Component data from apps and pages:
+ + + +

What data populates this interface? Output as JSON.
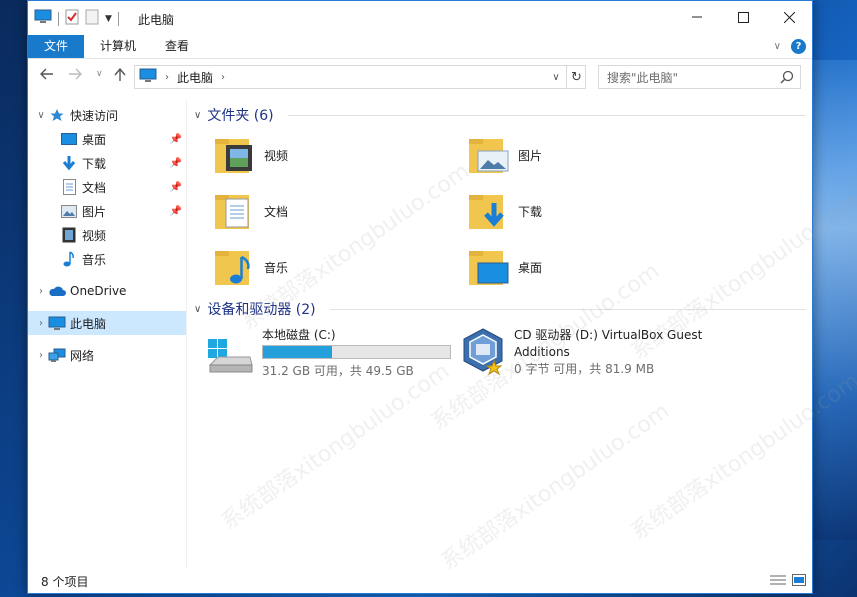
{
  "window": {
    "title": "此电脑"
  },
  "ribbon": {
    "tabs": [
      "文件",
      "计算机",
      "查看"
    ]
  },
  "address": {
    "crumbs": [
      "此电脑"
    ]
  },
  "search": {
    "placeholder": "搜索\"此电脑\""
  },
  "nav": {
    "quick_access": "快速访问",
    "quick_items": [
      "桌面",
      "下载",
      "文档",
      "图片",
      "视频",
      "音乐"
    ],
    "onedrive": "OneDrive",
    "this_pc": "此电脑",
    "network": "网络"
  },
  "content": {
    "folders_header": "文件夹 (6)",
    "folders": [
      "视频",
      "图片",
      "文档",
      "下载",
      "音乐",
      "桌面"
    ],
    "devices_header": "设备和驱动器 (2)",
    "drives": [
      {
        "name": "本地磁盘 (C:)",
        "meta": "31.2 GB 可用，共 49.5 GB",
        "used_fraction": 0.37
      },
      {
        "name_line1": "CD 驱动器 (D:) VirtualBox Guest",
        "name_line2": "Additions",
        "meta": "0 字节 可用，共 81.9 MB"
      }
    ]
  },
  "status": {
    "count": "8 个项目"
  },
  "watermark": "系统部落xitongbuluo.com",
  "colors": {
    "accent": "#1979ca",
    "selected": "#cce8ff",
    "header_text": "#1e3287",
    "bar_fill": "#26a0da"
  }
}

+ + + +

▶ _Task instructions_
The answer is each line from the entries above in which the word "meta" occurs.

▶ _Result_
        "meta": "31.2 GB 可用，共 49.5 GB",
        "meta": "0 字节 可用，共 81.9 MB"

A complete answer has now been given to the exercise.